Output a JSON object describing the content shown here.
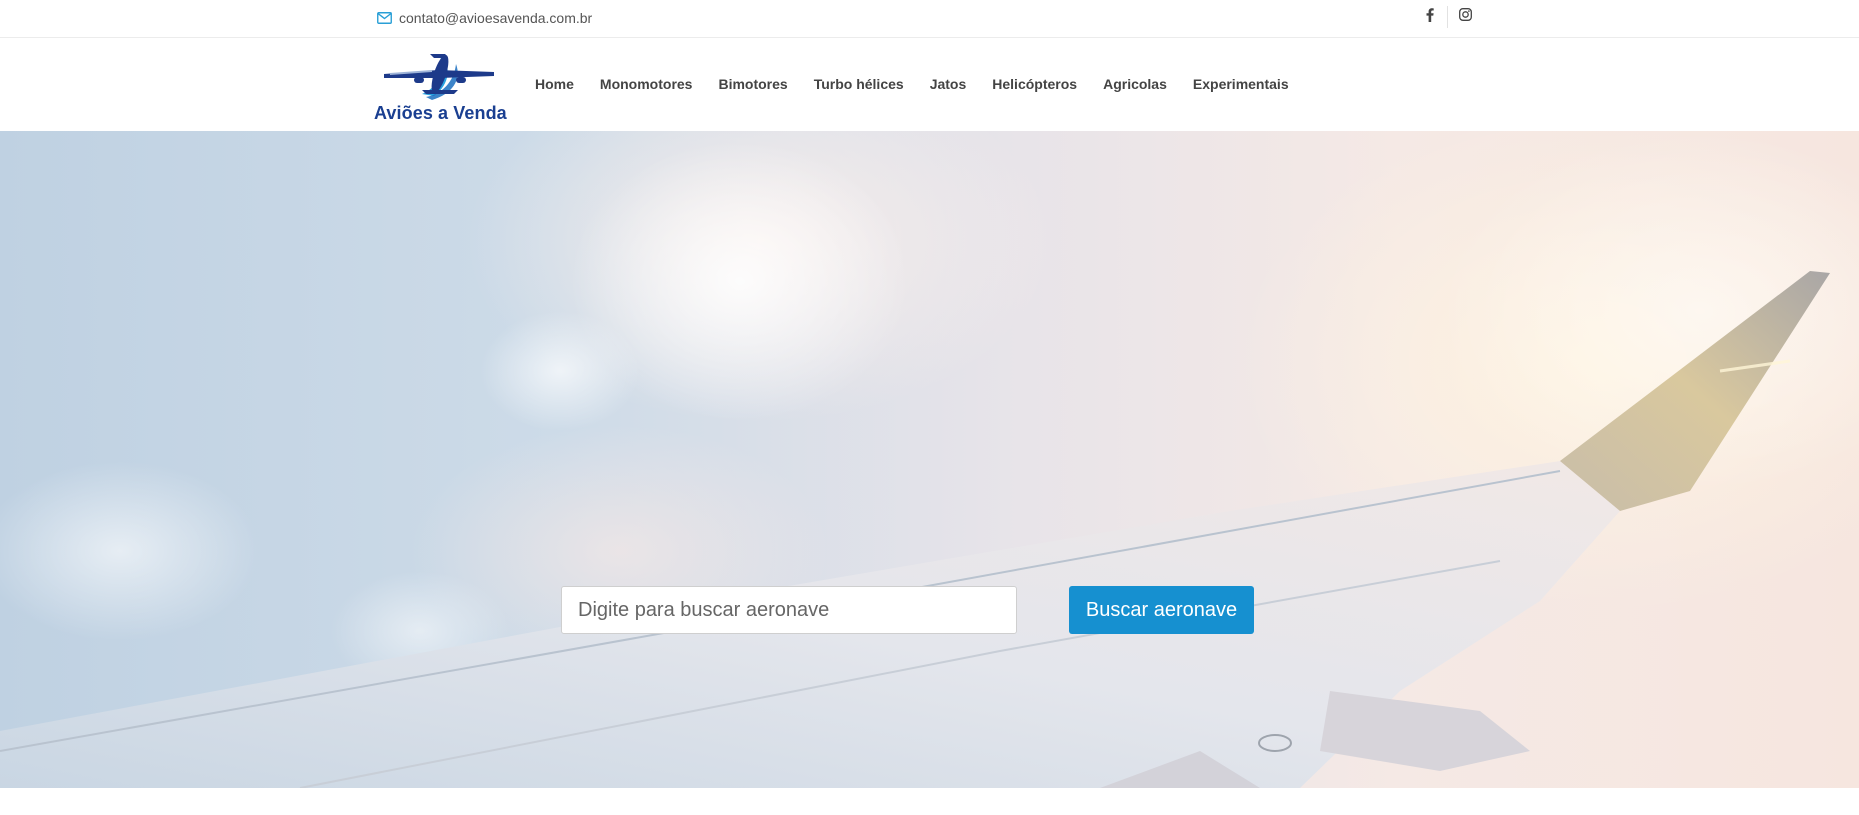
{
  "topbar": {
    "email": "contato@avioesavenda.com.br",
    "email_icon": "envelope-icon",
    "social": [
      {
        "name": "facebook-icon"
      },
      {
        "name": "instagram-icon"
      }
    ]
  },
  "header": {
    "logo_text": "Aviões a Venda",
    "nav": [
      {
        "label": "Home"
      },
      {
        "label": "Monomotores"
      },
      {
        "label": "Bimotores"
      },
      {
        "label": "Turbo hélices"
      },
      {
        "label": "Jatos"
      },
      {
        "label": "Helicópteros"
      },
      {
        "label": "Agricolas"
      },
      {
        "label": "Experimentais"
      }
    ]
  },
  "hero": {
    "search_placeholder": "Digite para buscar aeronave",
    "search_value": "",
    "search_button_label": "Buscar aeronave"
  },
  "colors": {
    "brand_blue": "#1a3f91",
    "button_blue": "#1690d0",
    "email_icon": "#2a9fd6"
  }
}
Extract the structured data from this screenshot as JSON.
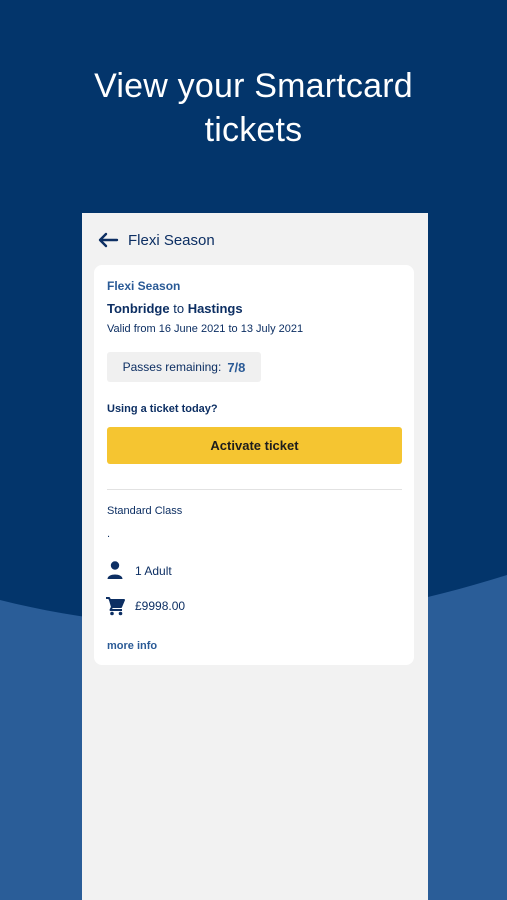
{
  "headline": {
    "line1": "View your Smartcard",
    "line2": "tickets"
  },
  "colors": {
    "primary": "#03356b",
    "wave": "#2a5d98",
    "accent": "#f5c531",
    "screen_bg": "#f2f2f2"
  },
  "appbar": {
    "back_icon": "arrow-left-icon",
    "title": "Flexi Season"
  },
  "ticket": {
    "type": "Flexi Season",
    "origin": "Tonbridge",
    "connector": "to",
    "destination": "Hastings",
    "validity": "Valid from 16 June 2021 to 13 July 2021",
    "passes_label": "Passes remaining:",
    "passes_value": "7/8",
    "prompt": "Using a ticket today?",
    "activate_label": "Activate ticket",
    "class": "Standard Class",
    "dot": ".",
    "passengers": "1 Adult",
    "price": "£9998.00",
    "more_info": "more info"
  },
  "icons": {
    "passenger": "person-icon",
    "price": "cart-icon"
  }
}
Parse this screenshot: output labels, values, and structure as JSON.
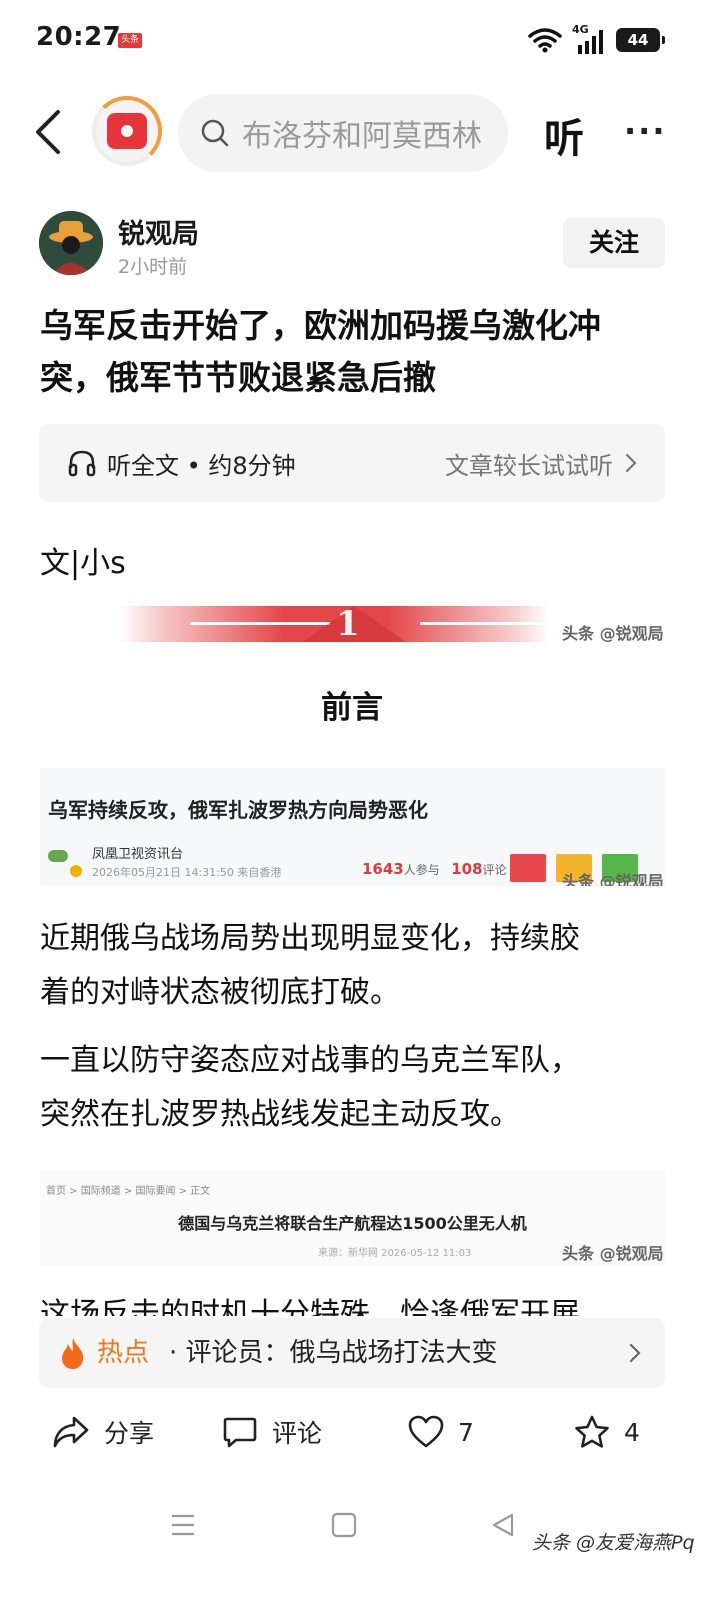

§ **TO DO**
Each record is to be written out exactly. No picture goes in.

§ **RESULT OF THE EXERCISE**
Output a JSON object describing the content shown here.
{
  "topbar": {
    "email": "contato@avioesavenda.com.br",
    "email_icon": "envelope-icon",
    "social": [
      {
        "name": "facebook-icon"
      },
      {
        "name": "instagram-icon"
      }
    ]
  },
  "header": {
    "logo_text": "Aviões a Venda",
    "nav": [
      {
        "label": "Home"
      },
      {
        "label": "Monomotores"
      },
      {
        "label": "Bimotores"
      },
      {
        "label": "Turbo hélices"
      },
      {
        "label": "Jatos"
      },
      {
        "label": "Helicópteros"
      },
      {
        "label": "Agricolas"
      },
      {
        "label": "Experimentais"
      }
    ]
  },
  "hero": {
    "search_placeholder": "Digite para buscar aeronave",
    "search_value": "",
    "search_button_label": "Buscar aeronave"
  },
  "colors": {
    "brand_blue": "#1a3f91",
    "button_blue": "#1690d0",
    "email_icon": "#2a9fd6"
  }
}
Extract the structured data from this screenshot as JSON.
{
  "headline": {
    "line1": "View your Smartcard",
    "line2": "tickets"
  },
  "colors": {
    "primary": "#03356b",
    "wave": "#2a5d98",
    "accent": "#f5c531",
    "screen_bg": "#f2f2f2"
  },
  "appbar": {
    "back_icon": "arrow-left-icon",
    "title": "Flexi Season"
  },
  "ticket": {
    "type": "Flexi Season",
    "origin": "Tonbridge",
    "connector": "to",
    "destination": "Hastings",
    "validity": "Valid from 16 June 2021 to 13 July 2021",
    "passes_label": "Passes remaining:",
    "passes_value": "7/8",
    "prompt": "Using a ticket today?",
    "activate_label": "Activate ticket",
    "class": "Standard Class",
    "dot": ".",
    "passengers": "1 Adult",
    "price": "£9998.00",
    "more_info": "more info"
  },
  "icons": {
    "passenger": "person-icon",
    "price": "cart-icon"
  }
}
Parse this screenshot: output labels, values, and structure as JSON.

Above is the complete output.